From the blog
Sparks
History matters
Interpreting the times
 

Re-turn


(Photo: Irene Bom)
 

Call to Worship

based on Joel 2:12-13

“Even now,” declares the LORD,
“return to me with all your heart,
with fasting and weeping and mourning.
Rend your hearts, and not your garments.”
Return to the LORD your God,
for he is gracious and merciful,
slow to anger, and filled with compassion and love.
 

source: re:worship
 


 
Going deeper
The book of Joel from a millenial perspective
 

Sister moon


Misty moon at tramstop in downtown Rotterdam  (Photo: Irene Bom)

Praise him, [brother] sun and [sister] moon;
praise him, all you shining stars.

 

Psalm 148:3 (NIVUK) / Francis of Assisi

 


Full Solar Spirituality vs Lunar Spirituality

In her book, Learning to Walk in the Dark, Barbara Brown Taylor makes a case for “lunar spirituality” and letting the darkness teach us what we need to know. She writes,

“Full solar spirituality … deals with darkness by denying its existence or at least depriving it of any meaningful attention … it focuses on staying in the light of God around the clock, both absorbing and reflecting the sunny side of faith.”

“… my spiritual gifts do no seem to include the gift of solar spirituality. Instead, I have been given the gift of lunar spirituality, in which the divine light available to me waxes and wanes with the season. When I go out on my porch at night, the moon never looks the same way twice. Some nights it is as round and bright as a headlight; other nights it is thinner than the sickle hanging in my garage. Some nights it is high in the sky, and other nights low over the mountains. Some nights it is altogether gone, leaving a vast web of stars that are brighter in its absence. All in all, the moon is a truer mirror of my soul than the sun that looks the same way every day.”

“Even when light fades and darkness falls — as it does every single day, in every single life — God does not turn the world over to some other deity.
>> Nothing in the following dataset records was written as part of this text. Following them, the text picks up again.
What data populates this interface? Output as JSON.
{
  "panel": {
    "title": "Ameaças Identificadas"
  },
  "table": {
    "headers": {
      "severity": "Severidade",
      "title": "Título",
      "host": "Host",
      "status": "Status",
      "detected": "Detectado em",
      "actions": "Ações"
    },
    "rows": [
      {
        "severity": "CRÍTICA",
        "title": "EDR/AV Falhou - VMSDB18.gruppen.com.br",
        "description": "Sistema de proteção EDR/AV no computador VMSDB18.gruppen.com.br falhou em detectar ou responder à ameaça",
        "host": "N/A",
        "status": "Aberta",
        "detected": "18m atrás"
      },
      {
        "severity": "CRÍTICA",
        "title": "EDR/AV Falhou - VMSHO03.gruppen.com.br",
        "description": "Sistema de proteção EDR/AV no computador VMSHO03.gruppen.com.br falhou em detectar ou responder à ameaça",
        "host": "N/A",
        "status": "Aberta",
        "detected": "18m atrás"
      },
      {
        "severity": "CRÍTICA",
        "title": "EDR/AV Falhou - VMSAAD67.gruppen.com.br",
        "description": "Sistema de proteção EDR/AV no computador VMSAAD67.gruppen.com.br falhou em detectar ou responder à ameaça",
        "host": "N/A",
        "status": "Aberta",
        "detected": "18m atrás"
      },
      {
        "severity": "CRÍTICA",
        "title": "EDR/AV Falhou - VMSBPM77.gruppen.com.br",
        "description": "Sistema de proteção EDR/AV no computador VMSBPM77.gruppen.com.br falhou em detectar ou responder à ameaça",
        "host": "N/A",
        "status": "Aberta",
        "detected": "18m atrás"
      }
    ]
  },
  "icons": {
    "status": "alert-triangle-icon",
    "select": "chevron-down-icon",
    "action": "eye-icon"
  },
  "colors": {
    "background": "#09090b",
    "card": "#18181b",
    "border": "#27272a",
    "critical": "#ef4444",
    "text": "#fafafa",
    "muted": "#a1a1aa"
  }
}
Even when you cannot see where you are going and no one answers when you call, this is not sufficient proof that you are alone. … darkness is not dark to God; the night is as bright as the day.”
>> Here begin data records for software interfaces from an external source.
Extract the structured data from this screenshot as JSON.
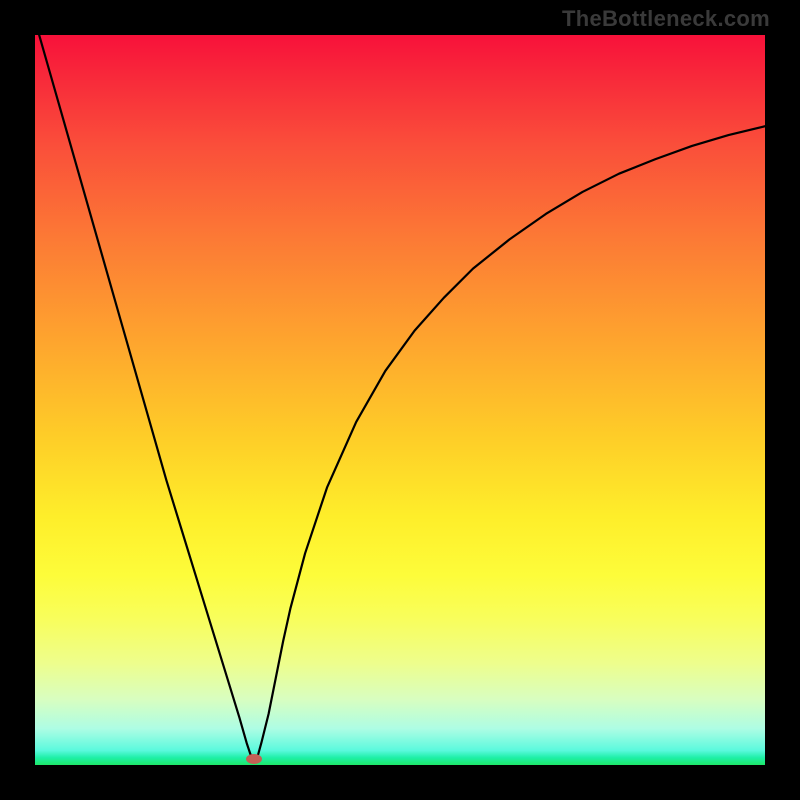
{
  "watermark": "TheBottleneck.com",
  "chart_data": {
    "type": "line",
    "title": "",
    "xlabel": "",
    "ylabel": "",
    "xlim": [
      0,
      100
    ],
    "ylim": [
      0,
      100
    ],
    "x": [
      0,
      2,
      4,
      6,
      8,
      10,
      12,
      14,
      16,
      18,
      20,
      22,
      24,
      26,
      28,
      29,
      29.5,
      30,
      30.5,
      31,
      32,
      33,
      34,
      35,
      37,
      40,
      44,
      48,
      52,
      56,
      60,
      65,
      70,
      75,
      80,
      85,
      90,
      95,
      100
    ],
    "values": [
      102,
      95,
      88,
      81,
      74,
      67,
      60,
      53,
      46,
      39,
      32.5,
      26,
      19.5,
      13,
      6.5,
      3,
      1.5,
      0.5,
      1.2,
      3,
      7,
      12,
      17,
      21.5,
      29,
      38,
      47,
      54,
      59.5,
      64,
      68,
      72,
      75.5,
      78.5,
      81,
      83,
      84.8,
      86.3,
      87.5
    ],
    "annotations": [
      {
        "type": "dot",
        "x": 30,
        "y": 0.8,
        "color": "#c46055"
      }
    ],
    "background": {
      "type": "vertical_gradient",
      "stops": [
        {
          "pos": 0,
          "color": "#f8113a"
        },
        {
          "pos": 50,
          "color": "#fecd28"
        },
        {
          "pos": 100,
          "color": "#1ee869"
        }
      ]
    }
  },
  "dot": {
    "left_pct": 30,
    "top_pct": 99.2
  }
}
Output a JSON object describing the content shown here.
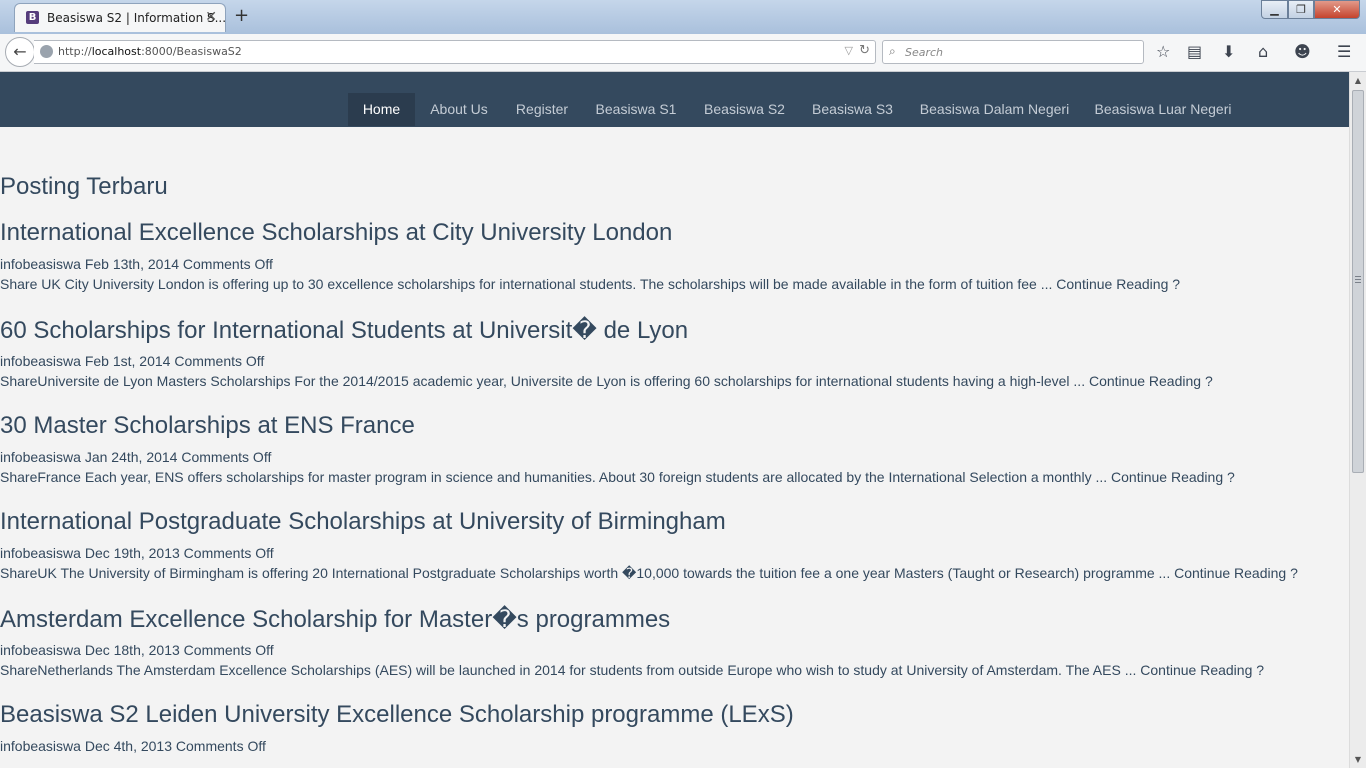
{
  "browser": {
    "tab_title": "Beasiswa S2 | Information S...",
    "tab_favicon_letter": "B",
    "tab_close": "✕",
    "new_tab": "+",
    "url_prefix": "http://",
    "url_host": "localhost",
    "url_path": ":8000/BeasiswaS2",
    "search_placeholder": "Search",
    "window_controls": {
      "minimize": "▁",
      "maximize": "❐",
      "close": "✕"
    },
    "toolbar_icons": [
      "bookmark-star-icon",
      "reading-list-icon",
      "download-icon",
      "home-icon",
      "emoji-icon",
      "hamburger-menu-icon"
    ]
  },
  "site": {
    "nav": [
      {
        "label": "Home",
        "active": true
      },
      {
        "label": "About Us",
        "active": false
      },
      {
        "label": "Register",
        "active": false
      },
      {
        "label": "Beasiswa S1",
        "active": false
      },
      {
        "label": "Beasiswa S2",
        "active": false
      },
      {
        "label": "Beasiswa S3",
        "active": false
      },
      {
        "label": "Beasiswa Dalam Negeri",
        "active": false
      },
      {
        "label": "Beasiswa Luar Negeri",
        "active": false
      }
    ],
    "colors": {
      "nav_bg": "#34495e",
      "nav_active_bg": "#2b3c4e",
      "text": "#34495e",
      "page_bg": "#f3f3f3"
    }
  },
  "main": {
    "section_title": "Posting Terbaru",
    "read_more": "Continue Reading ?",
    "posts": [
      {
        "title": "International Excellence Scholarships at City University London",
        "meta": "infobeasiswa Feb 13th, 2014 Comments Off",
        "excerpt": "Share UK City University London is offering up to 30 excellence scholarships for international students. The scholarships will be made available in the form of tuition fee ..."
      },
      {
        "title": "60 Scholarships for International Students at Universit� de Lyon",
        "meta": "infobeasiswa Feb 1st, 2014 Comments Off",
        "excerpt": "ShareUniversite de Lyon Masters Scholarships For the 2014/2015 academic year, Universite de Lyon is offering 60 scholarships for international students having a high-level ..."
      },
      {
        "title": "30 Master Scholarships at ENS France",
        "meta": "infobeasiswa Jan 24th, 2014 Comments Off",
        "excerpt": "ShareFrance Each year, ENS offers scholarships for master program in science and humanities. About 30 foreign students are allocated by the International Selection a monthly ..."
      },
      {
        "title": "International Postgraduate Scholarships at University of Birmingham",
        "meta": "infobeasiswa Dec 19th, 2013 Comments Off",
        "excerpt": "ShareUK The University of Birmingham is offering 20 International Postgraduate Scholarships worth �10,000 towards the tuition fee a one year Masters (Taught or Research) programme ..."
      },
      {
        "title": "Amsterdam Excellence Scholarship for Master�s programmes",
        "meta": "infobeasiswa Dec 18th, 2013 Comments Off",
        "excerpt": "ShareNetherlands The Amsterdam Excellence Scholarships (AES) will be launched in 2014 for students from outside Europe who wish to study at University of Amsterdam. The AES ..."
      },
      {
        "title": "Beasiswa S2 Leiden University Excellence Scholarship programme (LExS)",
        "meta": "infobeasiswa Dec 4th, 2013 Comments Off",
        "excerpt": ""
      }
    ]
  },
  "scrollbar": {
    "up": "▲",
    "down": "▼"
  }
}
(from Learning to Walk in the Dark by Barbara Brown Taylor, pp 7-9, 15-16)


Prayer

Creator God,
may we see You at work in the rising sun every day.
May we see You at work in the rolling fog or the cloudy skies.
May we see You at work in the rain that falls upon the earth.
May we see You at work in the setting sun and the rising moon,
the stars that shine, whether we can see them or not.
May we know always that You are doing something new,
every moment, every day, every year around the sun.
Great is Your Faithfulness, O God,
as You faithfully renew us every day.
Amen.
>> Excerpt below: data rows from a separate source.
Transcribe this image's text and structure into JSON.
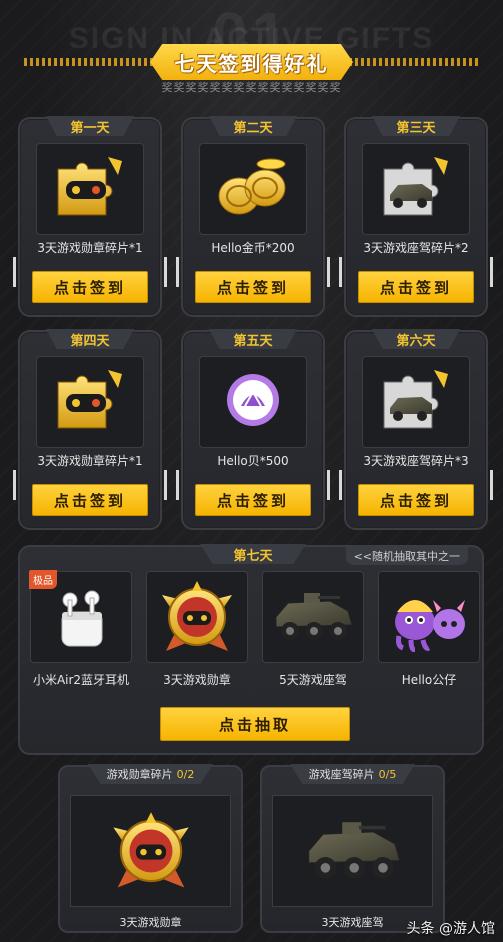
{
  "header": {
    "bg_word": "SIGN IN ACTIVE GIFTS",
    "bg_number": "01",
    "title": "七天签到得好礼",
    "subline": "奖奖奖奖奖奖奖奖奖奖奖奖奖奖奖"
  },
  "days": [
    {
      "day": "第一天",
      "label": "3天游戏勋章碎片*1",
      "button": "点击签到",
      "icon": "badge-puzzle-icon"
    },
    {
      "day": "第二天",
      "label": "Hello金币*200",
      "button": "点击签到",
      "icon": "gold-coins-icon"
    },
    {
      "day": "第三天",
      "label": "3天游戏座驾碎片*2",
      "button": "点击签到",
      "icon": "vehicle-puzzle-icon"
    },
    {
      "day": "第四天",
      "label": "3天游戏勋章碎片*1",
      "button": "点击签到",
      "icon": "badge-puzzle-icon"
    },
    {
      "day": "第五天",
      "label": "Hello贝*500",
      "button": "点击签到",
      "icon": "shell-icon"
    },
    {
      "day": "第六天",
      "label": "3天游戏座驾碎片*3",
      "button": "点击签到",
      "icon": "vehicle-puzzle-icon"
    }
  ],
  "day7": {
    "day": "第七天",
    "hint": "<<随机抽取其中之一",
    "items": [
      {
        "label": "小米Air2蓝牙耳机",
        "badge": "极品",
        "icon": "earbuds-icon"
      },
      {
        "label": "3天游戏勋章",
        "icon": "medal-icon"
      },
      {
        "label": "5天游戏座驾",
        "icon": "armored-vehicle-icon"
      },
      {
        "label": "Hello公仔",
        "icon": "octopus-plush-icon"
      }
    ],
    "button": "点击抽取"
  },
  "fragments": [
    {
      "title": "游戏勋章碎片",
      "count": "0/2",
      "label": "3天游戏勋章",
      "icon": "medal-icon"
    },
    {
      "title": "游戏座驾碎片",
      "count": "0/5",
      "label": "3天游戏座驾",
      "icon": "armored-vehicle-icon"
    }
  ],
  "watermark": "头条 @游人馆",
  "colors": {
    "accent": "#f6b400",
    "day_label": "#f4c430",
    "background": "#1c1c1e"
  }
}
written by Rev Mindi, posted on her rev-o-lution.org blog


Digging deeper

See The Sun, the Moon, and Prayer where Vance Morgan explores solar vs lunar spirituality in more depth.

Quote: “If prayer is lunar rather than solar, then everything changes. Prayer becomes a matter of reflecting the divine light into the world in whatever way that light is shining on you and in you at the time. It is not up to me to generate the light; rather, it is up to me to reflect divine reality in ways that are unique to me and represent the seasons and cycles of my life.” (Vance Morgan)

Also check out this article by Moshe Benovitz on the Jewish ritual of blessing the new moon.

Revisit the blog post, In the school of prayer with St Francis.

(song by Donovan from the movie, Brother Sun, Sister Moon)